Both Capriles and President Nicolas Maduro have criss-crossed the country in recent weeks to bolster support for their municipal allies.
During the campaigning season Maduro visited 21 municipalities in 17 states, while Capriles has campaigned in 117 municipalities in 21 states, according to the private newspaper El Nacional.
The de facto opposition leader has labelled the municipal elections a chance for a “plebiscite” on Maduro’s performance since being elected in April. The president himself has declared 8 December The Day of Love and Loyalty to Hugo Chavez.
According to a recent survey by pollster Datanalisis, security, inflation and scarcity are the most common concerns for voters.
Preparation for Sunday’s Election Starts
With campaigning over, this morning the National Electoral Council (CNE) began preparing voting stations by rolling out 39,427 voting machines nationwide.
“We are ready to organise and manage the electoral process by installing polling stations… so Venezuelans can decide the country’s future,” CNE head Tibisay Lucena told state broadcaster VTV on Wednesday.
Once the machines are installed in voting stations, CNE auditors will test them in the presence of witnesses from political parties and independent observers.
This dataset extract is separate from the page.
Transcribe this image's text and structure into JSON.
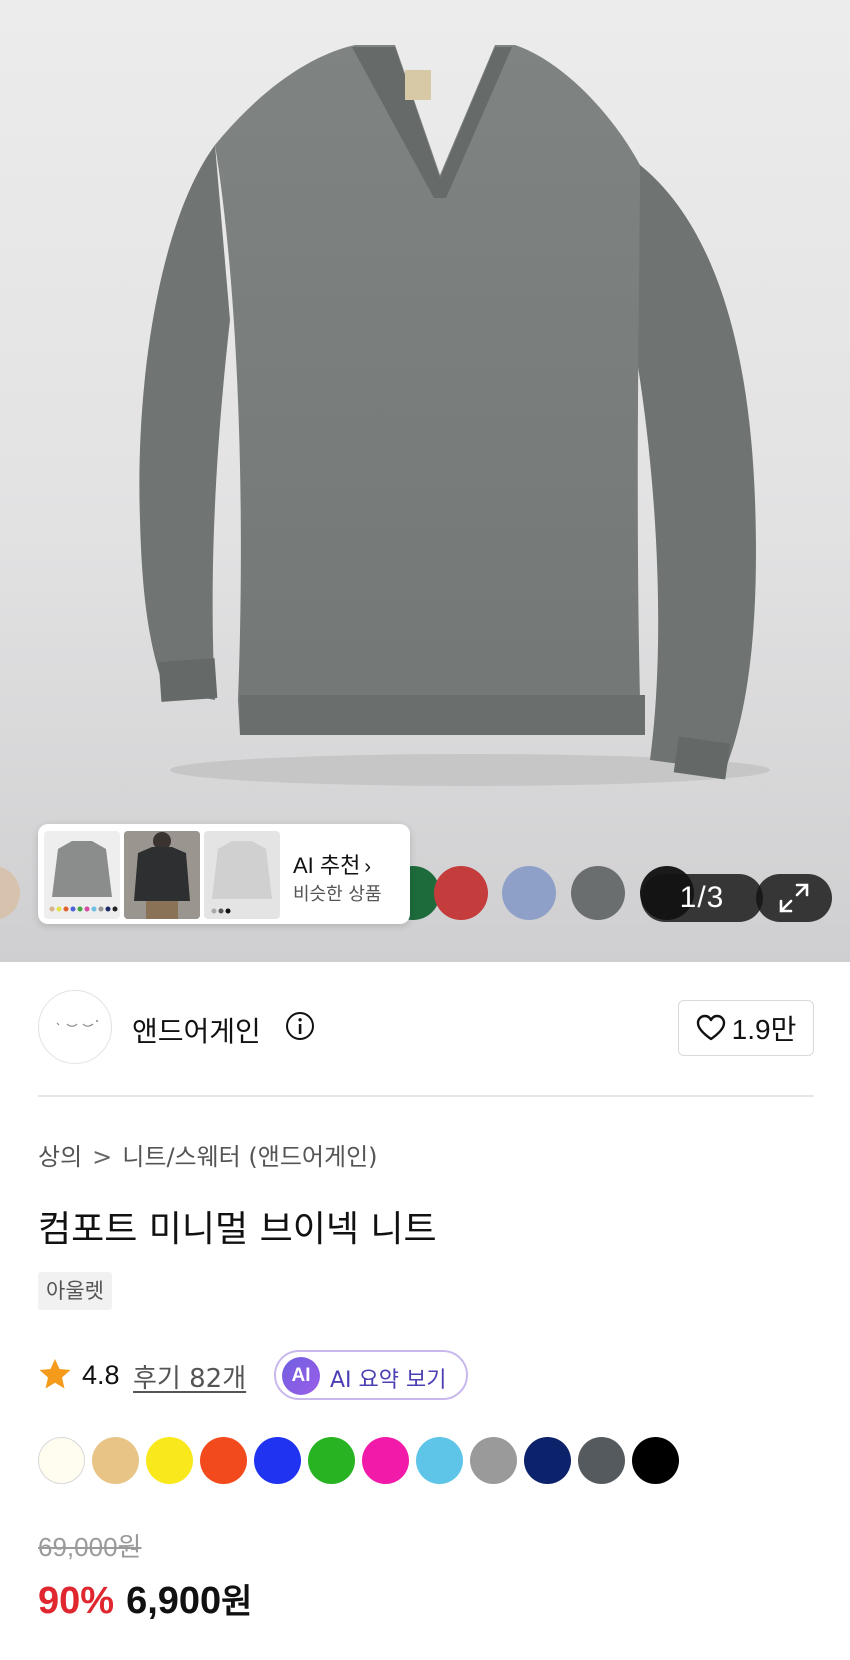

On Thursday, 50 international observers were welcomed to the country by the government.
Further tests will also take place early Sunday morning before booths open.
80,000 soldiers and 76,000 other security personnel have now been deployed across the country to maintain law and order over the weekend, according to head of the National Armed Forces Strategic Operation Command Vladimiro Padrino. The final week of campaigning has generally been peaceful, and today Padrino urged for further calm over the weekend.
“We totally reject the calls for violence,” he stated.
“We are still mourning and grieving the death toll of 14 and 15 April,” Padrino said.
He also stated that officials from the military, public ministry and national crime investigation bodies SEBIN and CICPC will comprise an “observatory of the peace” to monitor and respond to any post-election violence.
“But we’re betting that there will be recognition of the political actors, and the people and institutions of Venezuela will be respected,” Padrino said.
According to Lucena the electoral process has also been improved by CNE efforts to encourage more people to vote.
“Today, that gap [between those registered to vote and those unregistered], has narrowed to the smallest amount ever – 3.5%. It still exists, but we have had a sustained policy based on serious research to fix the problems that the electoral register used to have, and we have created more places for people to register to vote,” Lucena told AVN.
She also stated that in recent years auditing of the electoral process has been improved.
“All the electoral processes have been guaranteed, and they’re getting more secure all the time. This means that we have been establishing new security measures in all the elections, and this one is no different,” she stated.
Although Capriles has maintained that he lost the April elections by fraud, he has urged supporters to vote.
Maduro, however, expressed confidence in the voting system earlier this week, and urged Venezuelans to participate on Sunday to “strengthen and consolidate democracy”.
“We have the most transparent and perfect electoral system in the world,” he stated.